Summer Safety Tips for your Pet
Provide plenty of water and shade for you pets while they are enjoying the great outdoors so they can stay cool.
Be aware of heatstroke symptoms: panting (or sudden cessation of panting), salivating, vomiting, reddened gums and tongue, anxiety, weakness, racing heartbeat, and collapsing. Immediately move any pet exhibiting heatstroke to a cool, shady spot, and slowly reduce temperature by placing his/her body (not head) in cool water wrapping such as wet towels. Take your pet to a veterinarian immediately so that other supportive measures can be taken.

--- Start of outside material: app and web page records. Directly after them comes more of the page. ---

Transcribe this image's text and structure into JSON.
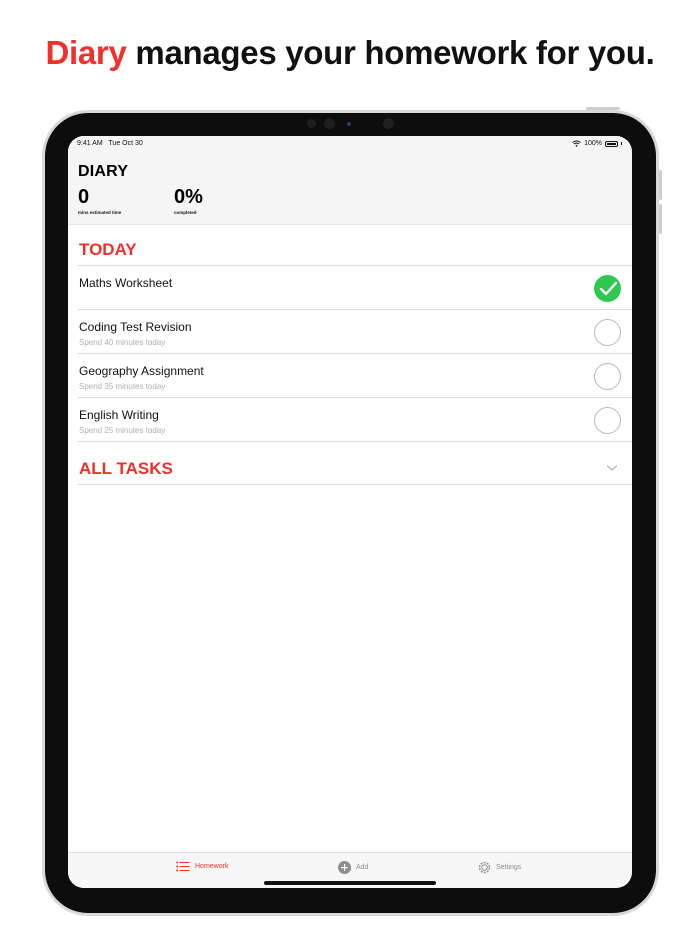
{
  "headline": {
    "accent": "Diary",
    "rest": " manages your homework for you."
  },
  "status_bar": {
    "time": "9:41 AM",
    "date": "Tue Oct 30",
    "battery": "100%"
  },
  "app": {
    "title": "DIARY",
    "stats": [
      {
        "value": "0",
        "caption": "mins estimated time"
      },
      {
        "value": "0%",
        "caption": "completed"
      }
    ]
  },
  "today": {
    "title": "TODAY",
    "tasks": [
      {
        "name": "Maths Worksheet",
        "subtitle": "",
        "done": true
      },
      {
        "name": "Coding Test Revision",
        "subtitle": "Spend 40 minutes today",
        "done": false
      },
      {
        "name": "Geography Assignment",
        "subtitle": "Spend 35 minutes today",
        "done": false
      },
      {
        "name": "English Writing",
        "subtitle": "Spend 25 minutes today",
        "done": false
      }
    ]
  },
  "all_tasks": {
    "title": "ALL TASKS"
  },
  "tabbar": {
    "homework": "Homework",
    "add": "Add",
    "settings": "Settings",
    "active": "homework"
  },
  "colors": {
    "accent": "#f0302b",
    "done_green": "#30c850"
  },
  "icons": {
    "check": "checkmark-icon",
    "chevron": "chevron-down-icon",
    "list": "list-icon",
    "add": "plus-circle-icon",
    "settings": "gear-icon",
    "wifi": "wifi-icon",
    "battery": "battery-icon"
  }
}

NEVER leave your cat or dog in a parked car. Even in the shade, the internal temperature of a car can rise to dangerous levels in minutes. Heatstroke can be fatal!
Areas most prone to sunburn on dogs and cats are the nose, face and ear tips. Cover them up with sunscreen. Also, be sure to cover the bodies of hairless pets and those with thin coats such as whippets and pugs.
If you don't have air-conditioning, help your indoor cat or dog remain cool by using fans to circulate air. Make sure that fans are out of reach from pets and children.
Be particularily careful if you own a pet prone to heat-related health problems. All dogs and cats are vulnerable to heatstroke; pets with short noses, long hair, obesity, or respiratory problems, however, are those at highest risk.
When walking your dog, steer clear of areas that you suspect have been sprayed with insecticides or other chemicals. Please be alert to coolant or other automotive fluid leaking from your vehicle. Animals are attracted to the sweet taste, and ingesting just a small amount can be fatal. Call your veterinarian immediately if you suspect your pet has been poisoned.
Having a backyard barbecue? Always keep matches, lighter fluid, citronella candles and insect coils out of your pet's reach.
Please make sure that there are no open, unscreened windows in your home through which pets can fall or jump.
Pets and pools can be a disaster. Prevent free access to pools and always supervise a pet if in any body of water.
Even in hot weather, pets need exercise. Take extra care with older and thick-coated dogs. Limit exercise to early morning or evening hours. Keep in mind that asphalt can get very hot and burn your pet's paws.